And so far from the singles alone, Droney’s new chapter is already resonating with audiences. “The amount of feedback I’ve gotten shows me that I’m not alone,” he said. “At it’s best, that’s what songwriting can do—people can articulate their stories through music. So, as a songwriter, you have a responsibility to be as honest as possible with your story. That’s really been the crux of this record. It’s such a joy and privilege and pleasure to be here at this point after all this time and have the opportunity to do that.”
As you might’ve noticed, one of Droney’s best qualities is a rare one: having genuine reverence. Whether it’s for his heroes of the past like King or just the opportunity he has as a performer to share his stories, Droney shows an earnest appreciation for everything and everyone who’s supported him along the way. Now that State of the Heart is coming out, he’s looking forward to continuing his journey upwards and sharing the fruits of that labor with his supporters every step of the way.
“I’m buzzing,” he said. “I’m excited to get back on the road, I’m excited to take these songs and experience them in a different form. I’m so close to this album—as you should be—but I know that I put my all into this. And the people I love, all the collaborators, they all put a piece of their hearts into this. So, I have a lot of gratitude. But also, this is just the beginning—I’m still asking myself ‘How can I keep growing as a songwriter and a singer and a person?’ Nothing is taken for granted even for a second.”

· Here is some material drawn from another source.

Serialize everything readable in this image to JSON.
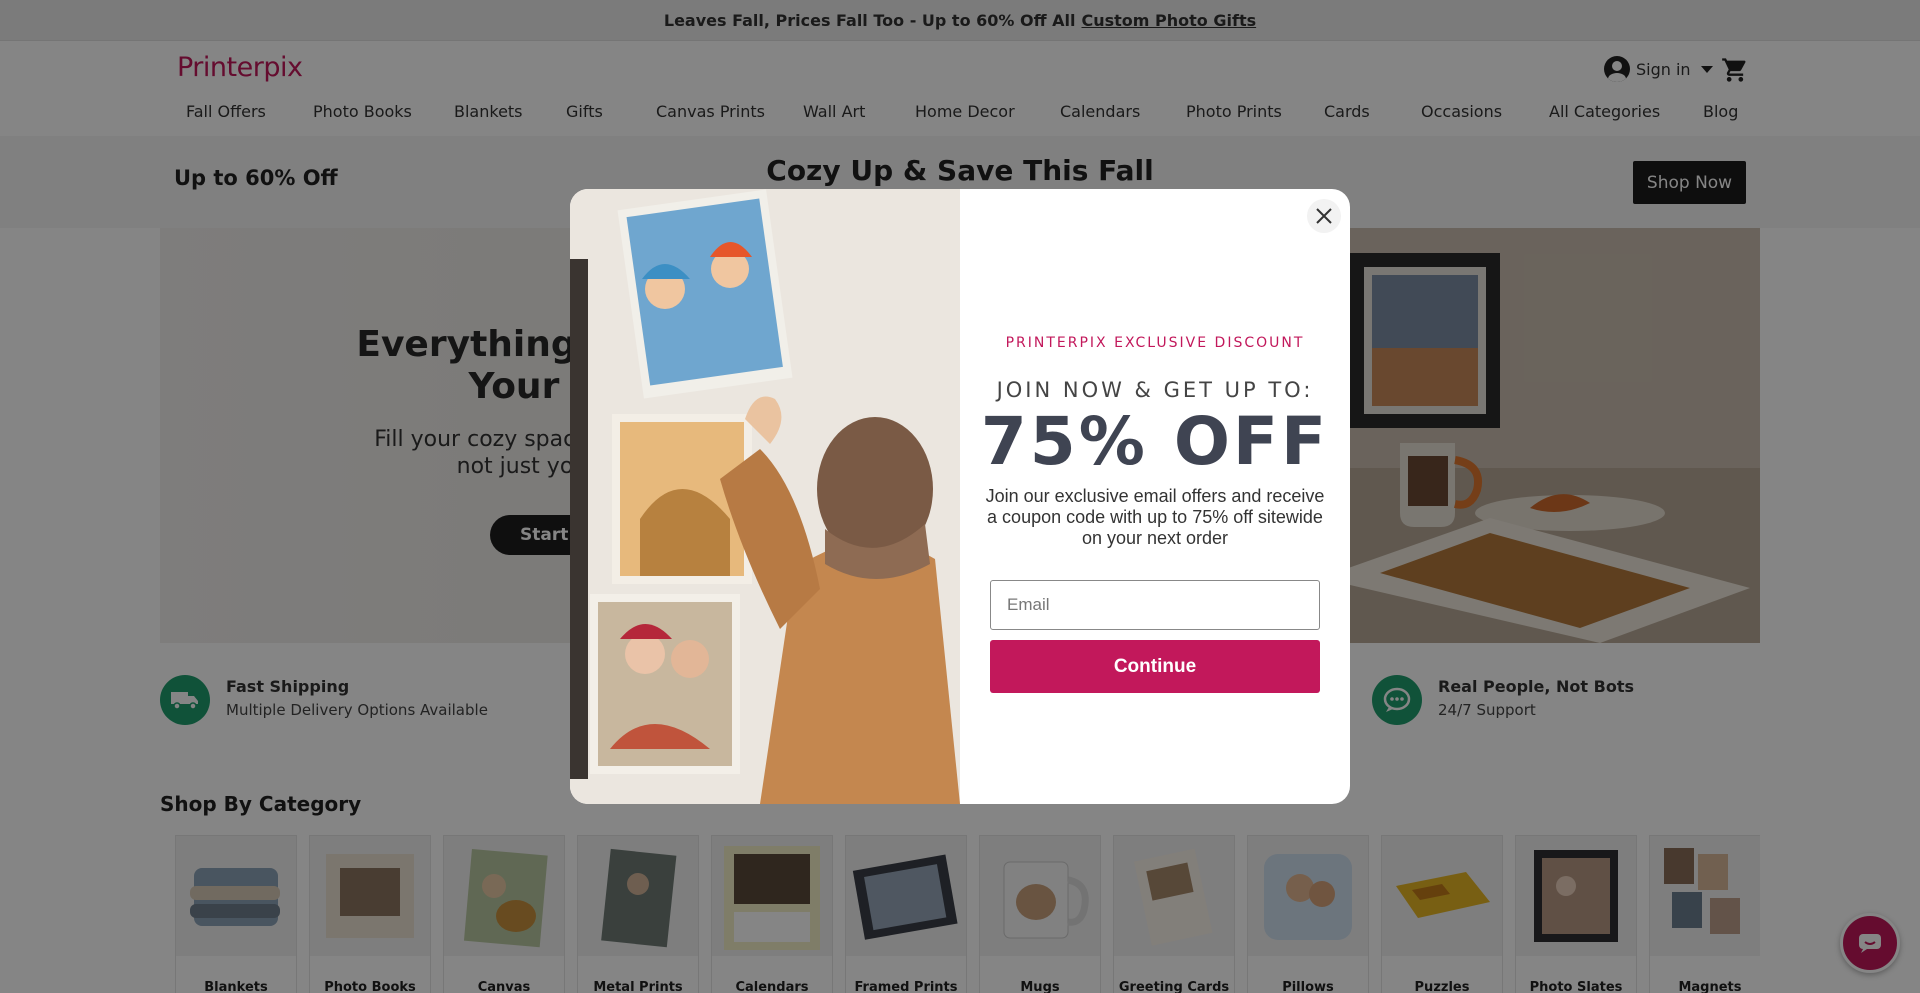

Patrick Droney’s debut album State of the Heart is out now and available everywhere. Watch the music video for the single “Talk About That” below: